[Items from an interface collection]
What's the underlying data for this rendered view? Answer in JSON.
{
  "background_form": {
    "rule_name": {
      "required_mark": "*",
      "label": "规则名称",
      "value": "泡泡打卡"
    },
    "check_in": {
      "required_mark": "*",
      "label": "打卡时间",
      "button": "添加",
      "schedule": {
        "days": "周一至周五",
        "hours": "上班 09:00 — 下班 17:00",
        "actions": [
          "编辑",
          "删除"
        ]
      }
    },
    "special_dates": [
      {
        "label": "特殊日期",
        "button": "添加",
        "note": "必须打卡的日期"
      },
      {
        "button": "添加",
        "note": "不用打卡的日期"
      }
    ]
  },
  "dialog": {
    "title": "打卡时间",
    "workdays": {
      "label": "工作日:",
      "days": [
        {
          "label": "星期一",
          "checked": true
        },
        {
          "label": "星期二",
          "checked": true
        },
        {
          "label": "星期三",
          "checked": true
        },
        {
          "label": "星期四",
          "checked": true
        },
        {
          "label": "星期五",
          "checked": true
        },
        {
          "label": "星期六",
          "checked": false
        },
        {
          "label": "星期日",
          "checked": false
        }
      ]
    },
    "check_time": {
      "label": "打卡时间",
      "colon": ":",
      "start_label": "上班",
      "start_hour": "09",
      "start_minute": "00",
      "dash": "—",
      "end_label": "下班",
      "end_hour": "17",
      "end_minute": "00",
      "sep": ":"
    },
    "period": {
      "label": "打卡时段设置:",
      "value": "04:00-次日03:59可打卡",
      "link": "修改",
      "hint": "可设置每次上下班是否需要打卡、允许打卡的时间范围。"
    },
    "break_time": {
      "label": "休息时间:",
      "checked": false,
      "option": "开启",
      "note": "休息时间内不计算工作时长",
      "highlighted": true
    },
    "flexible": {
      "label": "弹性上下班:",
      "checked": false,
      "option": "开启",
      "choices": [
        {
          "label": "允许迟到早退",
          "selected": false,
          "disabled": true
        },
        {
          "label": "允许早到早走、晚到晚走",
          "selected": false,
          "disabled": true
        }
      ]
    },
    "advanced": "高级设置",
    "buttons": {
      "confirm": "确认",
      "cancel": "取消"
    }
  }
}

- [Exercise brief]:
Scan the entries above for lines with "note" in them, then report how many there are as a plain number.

- [Task output]:
3